50 tastes of Gray

RICK NELSON | Updated 11/15/2012

Chef's sharp seasonal sensibilities elevate Lyn-Lake's Gray House.

"Welcome," our server said. "Tonight, all of your senses are going to be stimulated."

Insert eye roll, right? Only here's the thing: Twenty minutes into dinner at the Gray House, and I was eating my skepticism. With relish. Chef/owner Ian Gray calls his new Lyn-Lake place a gastropub -- he's channeling traits absorbed from several crawls through London's pubs -- but that label seems inadequate for cooking that frequently exudes so much aromatic, full-bodied flavor.

Then again, Gray's seasonally focused food is the dining equivalent of unpacking a much-loved winter wardrobe. There's chicken, roasted on the bone, swimming in succulent pan juices and doused in more herbs than the produce section at Lunds. Scallops are seared to a lustrous deep caramel brown and teased with candied bacon.

The heartiness of snappy skinned pork sausages is accentuated by cubes of roasted butternut squash and chewy white beans. There are hearty side dishes along the lines of carefully roasted Brussels sprouts, and a short list of appetizers is headlined by vibrant salads and a big, rustic bruschetta that is best described as a graduate course in ham sandwiches. If this is the way Gray responds to November's chills, then I can't wait to see how he reacts to January's frozen depths.

Gray and his crew keep their pastamaker busy, turning out long strands of bucatini and linguini, spiraled fusilli and wide ribbons of roughly cut maltagliati, all so expertly prepared that they could be relished with just a touch of butter or cheese. But Gray, 29 and a rising star, embellishes his pastas with assurance, whether he's juicing up forkfuls of tender chicken simmered with sweet, slow-cooked onions, or pairing figs with Wisconsin-raised ham hocks braised in Parmesan rinds.

It's fun to discover how Gray's idiosyncratic obsessions play out on his ever-evolving menu, whether it's bitter greens, or aromatics, or the deeply savory, mouth-melting young goat from Singing Hills Goat Dairy in Nerstand, Minn. The lamb-like meat is of such superior quality that Gray doesn't need to do much to unlock its wildly appealing flavor and texture.

Invoking little more than salt, pepper and know-how, Gray forever challenges pork's supremacy with ribs. Carefully charred thin-cut chops, dressed with pickled red onions and tangy yogurt (goat's milk, naturally), were similarly memorable. Still, the pinnacle might be the superb burger, a thick, juicy patty of that herbaceous ground goat meat, crowned with a slab of white Cheddar, its toasted brioche bun swiped with a lively tomato jam.

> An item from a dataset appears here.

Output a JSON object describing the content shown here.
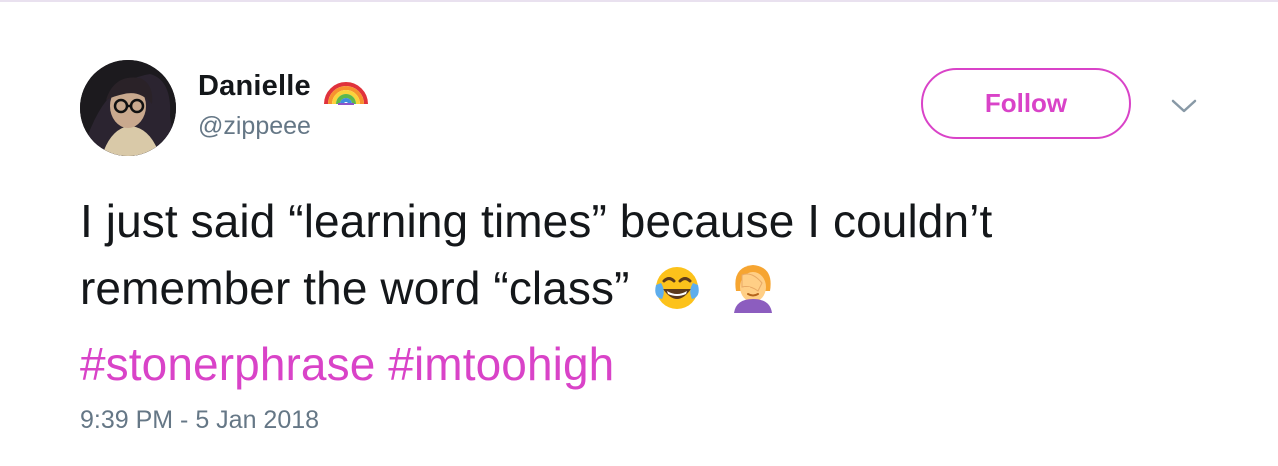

Another strategy is scouring the Minneapolis Farmers Market for offbeat ingredients. One recent find: Buying out a farmer's entire stash of ginger roots and stalks. Part of that unplanned bounty bumped up the fragrant broth that is the backbone of a soup brimming with kale, radishes, slurp-inducing udon noodles and dainty potstickers filled with roasted Hubbard squash. A percentage of it pepped up dices of velvety, coral-colored raw tuna, tiny gold grape tomatoes and bright basil and lemongrass accents, spooned over spears of grilled baguette. The rest found its way into a sage-apple-bacon fat mash that landed at Lucid Brewing, where it was infused into the brewery's golden Dyno beer. I lucked into its one-night-only appearance. The verdict? Awesome.

But it's when the subject turns to chiles and peppers that Gray is revealed as a true savant. For a guy who grew up here, Gray cooks as if he's lived his whole life near the equator -- but by not more evenly tempering his enthusiasm, he's steamrolling other, more nuanced qualities.

The bar brews a fine latté, but tea drinkers are out of luck. Sunday brunch leans overwhelmingly on the carbs and the spice levels. Desserts don't share the same pizzazz as their savory counterparts, with one exception: a compulsively appealing chocolate custard served in a glass jar. Turns out it's an homage to the phenomenal butterscotch budino at Isaac Becker's 112 Eatery.